◆ **TASK DESCRIPTION**
From first line to last, write out the data precisely as shown.

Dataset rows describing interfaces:
*** Block opens ***

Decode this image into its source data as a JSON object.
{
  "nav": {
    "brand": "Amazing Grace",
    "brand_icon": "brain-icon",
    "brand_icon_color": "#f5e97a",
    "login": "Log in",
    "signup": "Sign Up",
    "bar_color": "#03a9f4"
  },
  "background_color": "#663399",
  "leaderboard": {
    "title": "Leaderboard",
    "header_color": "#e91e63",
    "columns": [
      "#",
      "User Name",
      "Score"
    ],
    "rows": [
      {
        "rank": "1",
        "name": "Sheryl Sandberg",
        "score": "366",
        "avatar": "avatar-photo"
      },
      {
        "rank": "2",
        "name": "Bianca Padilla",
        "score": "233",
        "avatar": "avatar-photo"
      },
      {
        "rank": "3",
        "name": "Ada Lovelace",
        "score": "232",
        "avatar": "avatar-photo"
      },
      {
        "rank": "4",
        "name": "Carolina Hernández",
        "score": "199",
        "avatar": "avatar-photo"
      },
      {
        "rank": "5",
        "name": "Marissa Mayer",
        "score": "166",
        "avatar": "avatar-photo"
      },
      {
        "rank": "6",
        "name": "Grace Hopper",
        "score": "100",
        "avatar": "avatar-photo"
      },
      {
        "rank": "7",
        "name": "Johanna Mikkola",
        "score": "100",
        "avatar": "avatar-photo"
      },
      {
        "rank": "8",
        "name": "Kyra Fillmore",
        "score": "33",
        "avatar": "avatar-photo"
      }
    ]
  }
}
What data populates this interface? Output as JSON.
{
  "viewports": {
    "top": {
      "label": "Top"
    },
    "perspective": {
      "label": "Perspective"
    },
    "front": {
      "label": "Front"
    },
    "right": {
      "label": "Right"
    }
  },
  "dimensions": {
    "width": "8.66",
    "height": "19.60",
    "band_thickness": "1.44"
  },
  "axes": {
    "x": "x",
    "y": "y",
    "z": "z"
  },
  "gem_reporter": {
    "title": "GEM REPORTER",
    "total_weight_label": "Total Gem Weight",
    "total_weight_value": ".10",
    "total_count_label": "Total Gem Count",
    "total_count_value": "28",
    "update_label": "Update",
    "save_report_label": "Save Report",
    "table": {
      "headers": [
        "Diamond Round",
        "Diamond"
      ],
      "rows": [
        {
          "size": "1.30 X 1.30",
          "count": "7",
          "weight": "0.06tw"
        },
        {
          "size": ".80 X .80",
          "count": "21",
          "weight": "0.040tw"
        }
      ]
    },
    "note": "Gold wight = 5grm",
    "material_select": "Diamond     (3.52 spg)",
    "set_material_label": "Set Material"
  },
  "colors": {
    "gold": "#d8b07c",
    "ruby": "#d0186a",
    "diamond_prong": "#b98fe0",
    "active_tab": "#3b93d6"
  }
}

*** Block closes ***

◆ **ANSWER AREA**
Decode this image into its source data as a JSON object.
{
  "nav": {
    "brand": "Amazing Grace",
    "brand_icon": "brain-icon",
    "brand_icon_color": "#f5e97a",
    "login": "Log in",
    "signup": "Sign Up",
    "bar_color": "#03a9f4"
  },
  "background_color": "#663399",
  "leaderboard": {
    "title": "Leaderboard",
    "header_color": "#e91e63",
    "columns": [
      "#",
      "User Name",
      "Score"
    ],
    "rows": [
      {
        "rank": "1",
        "name": "Sheryl Sandberg",
        "score": "366",
        "avatar": "avatar-photo"
      },
      {
        "rank": "2",
        "name": "Bianca Padilla",
        "score": "233",
        "avatar": "avatar-photo"
      },
      {
        "rank": "3",
        "name": "Ada Lovelace",
        "score": "232",
        "avatar": "avatar-photo"
      },
      {
        "rank": "4",
        "name": "Carolina Hernández",
        "score": "199",
        "avatar": "avatar-photo"
      },
      {
        "rank": "5",
        "name": "Marissa Mayer",
        "score": "166",
        "avatar": "avatar-photo"
      },
      {
        "rank": "6",
        "name": "Grace Hopper",
        "score": "100",
        "avatar": "avatar-photo"
      },
      {
        "rank": "7",
        "name": "Johanna Mikkola",
        "score": "100",
        "avatar": "avatar-photo"
      },
      {
        "rank": "8",
        "name": "Kyra Fillmore",
        "score": "33",
        "avatar": "avatar-photo"
      }
    ]
  }
}
What data populates this interface? Output as JSON.
{
  "viewports": {
    "top": {
      "label": "Top"
    },
    "perspective": {
      "label": "Perspective"
    },
    "front": {
      "label": "Front"
    },
    "right": {
      "label": "Right"
    }
  },
  "dimensions": {
    "width": "8.66",
    "height": "19.60",
    "band_thickness": "1.44"
  },
  "axes": {
    "x": "x",
    "y": "y",
    "z": "z"
  },
  "gem_reporter": {
    "title": "GEM REPORTER",
    "total_weight_label": "Total Gem Weight",
    "total_weight_value": ".10",
    "total_count_label": "Total Gem Count",
    "total_count_value": "28",
    "update_label": "Update",
    "save_report_label": "Save Report",
    "table": {
      "headers": [
        "Diamond Round",
        "Diamond"
      ],
      "rows": [
        {
          "size": "1.30 X 1.30",
          "count": "7",
          "weight": "0.06tw"
        },
        {
          "size": ".80 X .80",
          "count": "21",
          "weight": "0.040tw"
        }
      ]
    },
    "note": "Gold wight = 5grm",
    "material_select": "Diamond     (3.52 spg)",
    "set_material_label": "Set Material"
  },
  "colors": {
    "gold": "#d8b07c",
    "ruby": "#d0186a",
    "diamond_prong": "#b98fe0",
    "active_tab": "#3b93d6"
  }
}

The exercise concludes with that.